People in parts of the Iona community of Lee County say a smell in public is so bad it’s making them physically ill. We’ve taken calls and read emails all about it. Many don’t know where the smell is coming from or what it is. A water expert told us it’s dead fish and/or other sea creatures that are decomposing nearby.
Michael Parsons, with The Water School at FGCU, has a pretty good idea what’s happening. He says the horrible smell is hydrogen sulfide, a gas that is produced when organic matter breaks down.
“It could be animals; it could be algae,” Parsons said. “A lot of times, we get algae filled up. Sometimes just the muck itself has a lot of, you know, like leaf litter and just little pieces of any kind of organics.”
Parsons said it’s a good the bacteria is breaking down. But it’s not good if people are exposed to the stench for long periods of time.
“Prolonged exposure can cause lightheadedness and dizziness,” Parsons said. “Some people may even start feeling nauseous.”
People who wake up to this every day in Iona told us they’re now coughing and getting headaches.
“We moved to Florida, for a lot of us for our health, to feel better,” Micki Suzanne said. “And you’re moving to the beach because you expect paradise.”
Suzanne is used to some of the natural smell from the environment near her home, but she says what she and others have experienced recently is beyond the average smell.
“I’ve described the normal mangrove smell as urine being filtered through old coffee grounds,” Suzanne said. “This is 10 times that.”

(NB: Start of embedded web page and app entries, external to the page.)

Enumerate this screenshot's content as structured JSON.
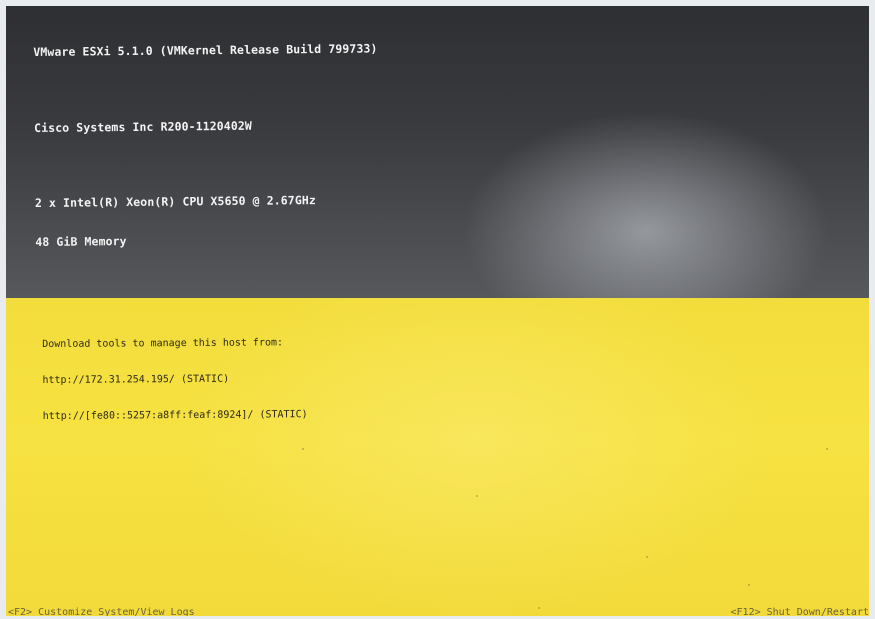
{
  "system": {
    "lines": [
      "VMware ESXi 5.1.0 (VMKernel Release Build 799733)",
      "Cisco Systems Inc R200-1120402W",
      "2 x Intel(R) Xeon(R) CPU X5650 @ 2.67GHz",
      "48 GiB Memory"
    ]
  },
  "download": {
    "heading": "Download tools to manage this host from:",
    "urls": [
      "http://172.31.254.195/ (STATIC)",
      "http://[fe80::5257:a8ff:feaf:8924]/ (STATIC)"
    ]
  },
  "footer": {
    "left": "<F2> Customize System/View Logs",
    "right": "<F12> Shut Down/Restart"
  },
  "colors": {
    "top_bg": "#3b3c40",
    "bottom_bg": "#f3dd3c",
    "top_text": "#f4f4f4",
    "bottom_text": "#2d2a1a"
  }
}
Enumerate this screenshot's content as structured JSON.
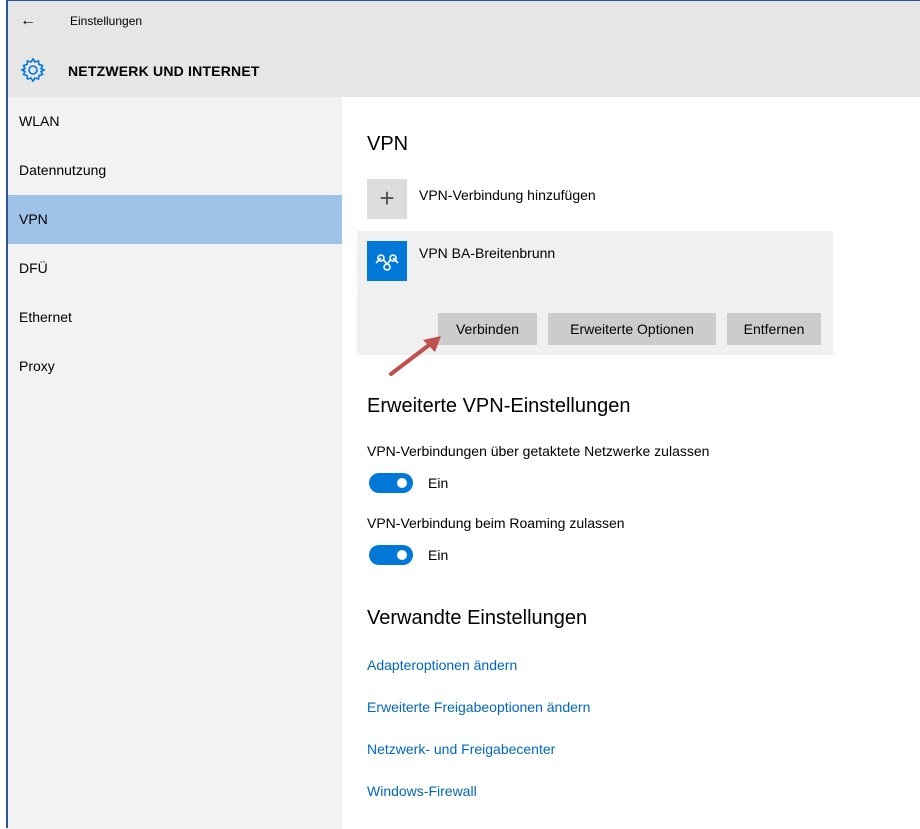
{
  "window": {
    "title": "Einstellungen",
    "back_icon": "back-arrow-icon"
  },
  "header": {
    "title": "NETZWERK UND INTERNET",
    "icon": "gear-icon"
  },
  "sidebar": {
    "items": [
      {
        "label": "WLAN",
        "selected": false
      },
      {
        "label": "Datennutzung",
        "selected": false
      },
      {
        "label": "VPN",
        "selected": true
      },
      {
        "label": "DFÜ",
        "selected": false
      },
      {
        "label": "Ethernet",
        "selected": false
      },
      {
        "label": "Proxy",
        "selected": false
      }
    ]
  },
  "main": {
    "title": "VPN",
    "add_connection": {
      "icon": "plus-icon",
      "label": "VPN-Verbindung hinzufügen"
    },
    "connection": {
      "icon": "vpn-icon",
      "name": "VPN BA-Breitenbrunn",
      "buttons": {
        "connect": "Verbinden",
        "advanced": "Erweiterte Optionen",
        "remove": "Entfernen"
      }
    },
    "advanced_title": "Erweiterte VPN-Einstellungen",
    "settings": [
      {
        "label": "VPN-Verbindungen über getaktete Netzwerke zulassen",
        "state": "Ein",
        "on": true
      },
      {
        "label": "VPN-Verbindung beim Roaming zulassen",
        "state": "Ein",
        "on": true
      }
    ],
    "related_title": "Verwandte Einstellungen",
    "links": [
      "Adapteroptionen ändern",
      "Erweiterte Freigabeoptionen ändern",
      "Netzwerk- und Freigabecenter",
      "Windows-Firewall"
    ]
  },
  "colors": {
    "accent": "#0078d7",
    "selected_nav": "#9ec3e6",
    "link": "#0067c0",
    "annotation_arrow": "#c0504d"
  }
}
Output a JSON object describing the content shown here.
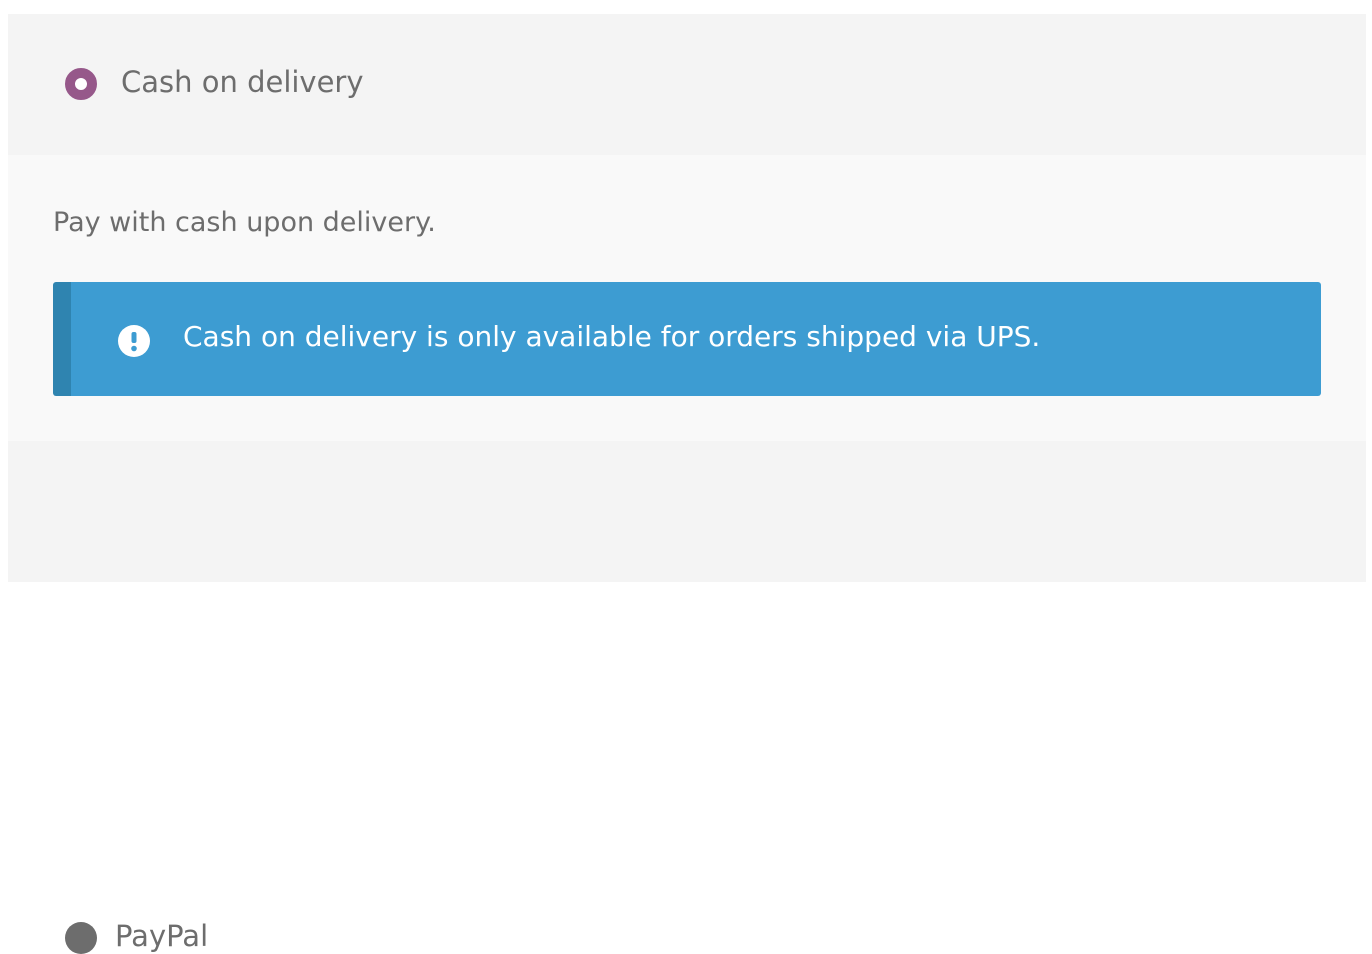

“It gets so bad to the point where you want to wear your mask,” Emma Poloney said. “It’s hard to breathe. You start coughing.”
It’s not people alone who are feeling the effects.
“My dog went into a spasm a couple of weeks ago, which was extremely upsetting,” Suzanne said. “And then she developed a horrible cough … The fact that I could not get her cough to stop, we wound up shutting the condo up.”
That’s the best advice if the stench is making you sick: Get inside and keep the windows closed.
Parsons told us the smell likely won’t subside until the wet season arrives or what’s rotting in the water finally breaks down.
EDITOR’S NOTE: Mike Parsons, with The Water School at FGCU, did not go to the site WINK News reported about regarding public odor bothering community members in the Iona area. Parsons responded to information WINK News gathered and brought to his attention. His response is not based on personal findings.